A pacemaker is a small device that is placed inside the body to cause the heart to beat.

The pacemaker, also called a pulse generator, does for the heart what the heart's electrical system cannot do on its own. The pacemaker contains circuits that time how often electrical signals are sent to your heart, causing it to beat.

If your heart starts its own beat early enough, these same wires carry the signal back to the pacemaker. Pacemakers are needed for a variety of different reasons, including:

  • Sinus bradycardia or sinus arrest: Heart cells can start a normal heartbeat but send out less than the usual 60-100 beats per minute.
  • Bradycardia/tachycardia or sick sinus syndrome: The heartbeat goes from being too slow to beating too fast.
  • Heart block: Cells in the upper right heart send out the usual signals but they get blocked between the upper and lower heart chambers in the bundle branches.
  • Heart failure: A pacemaker can also be used to better time contractions in the 4 heart chambers in certain patients with a weak heart, helping the heart pump out more blood.

About one hour of surgery is needed to put a pacemaker in, but you will not have to be put to sleep. A permanent pacemaker is placed just under the skin near your shoulder completely inside your body.

You are asked not to eat to drink for a number of hours before surgery. Your upper chest will be scrubbed and, if needed, any hair removed.

You will be given medicine to help you relax and the skin over the incision will be numbed to prevent any pain.

A small incision is made in the left upper chest and a small pocket is made under the skin, over a vein. Using X-ray technology for guidance, the doctor guides the pacemaker wires through this vein into the heart chambers. When the wires are in place, the pacemaker is attached to them and placed in the pocket under your skin.

After the procedure, most people eat normal foods and are out of bed right away. Many patients have a small bandage over the incision. A nurse will check your pulse, blood pressure and incision. An EEG monitor may be used to see how the pacemaker is working.
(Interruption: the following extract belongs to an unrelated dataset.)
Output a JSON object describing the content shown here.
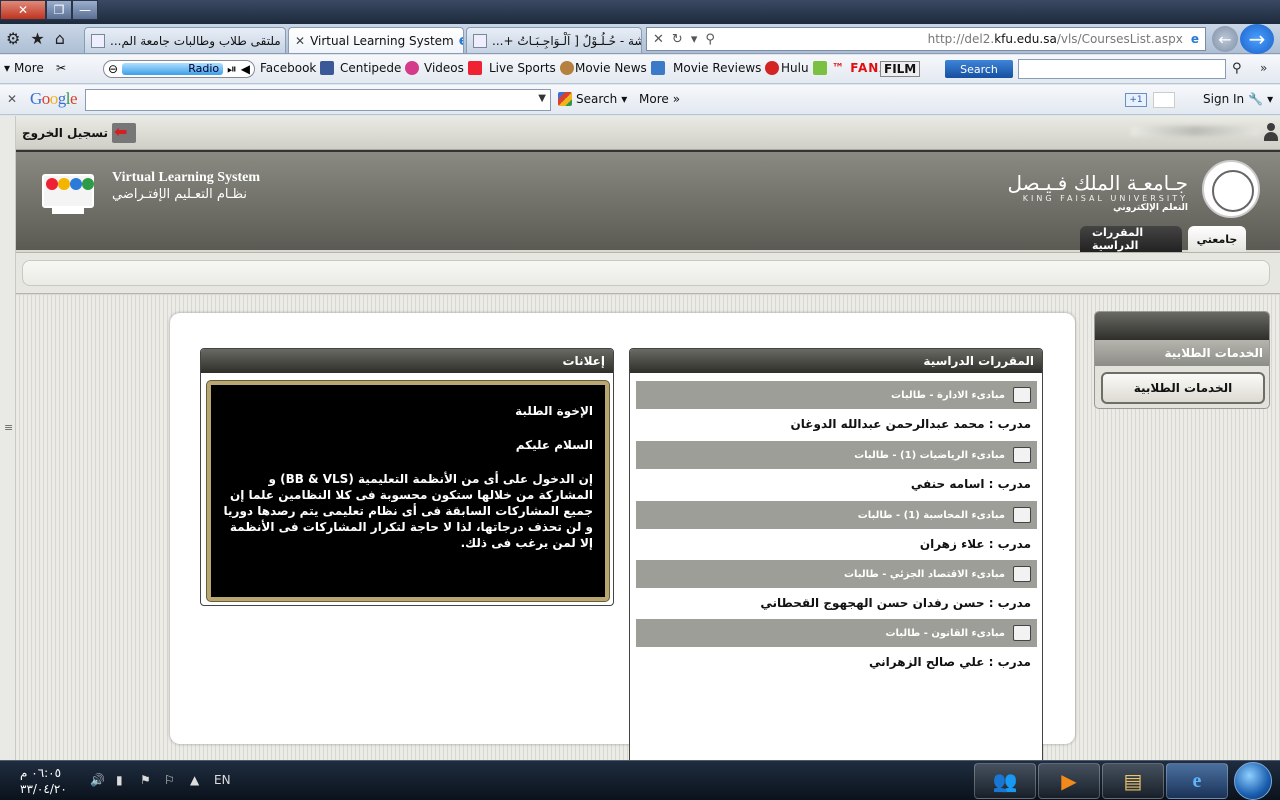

Sometimes, the doctor prescribes several hours of bed rest to ensure that the pacemaker wire is secure within the heart. The area around the incision will be sore for the first day or so.

It is common for most patients to go home the next day.

Contact Us

For more information, contact the Catheterization Laboratory at 706-475-3984.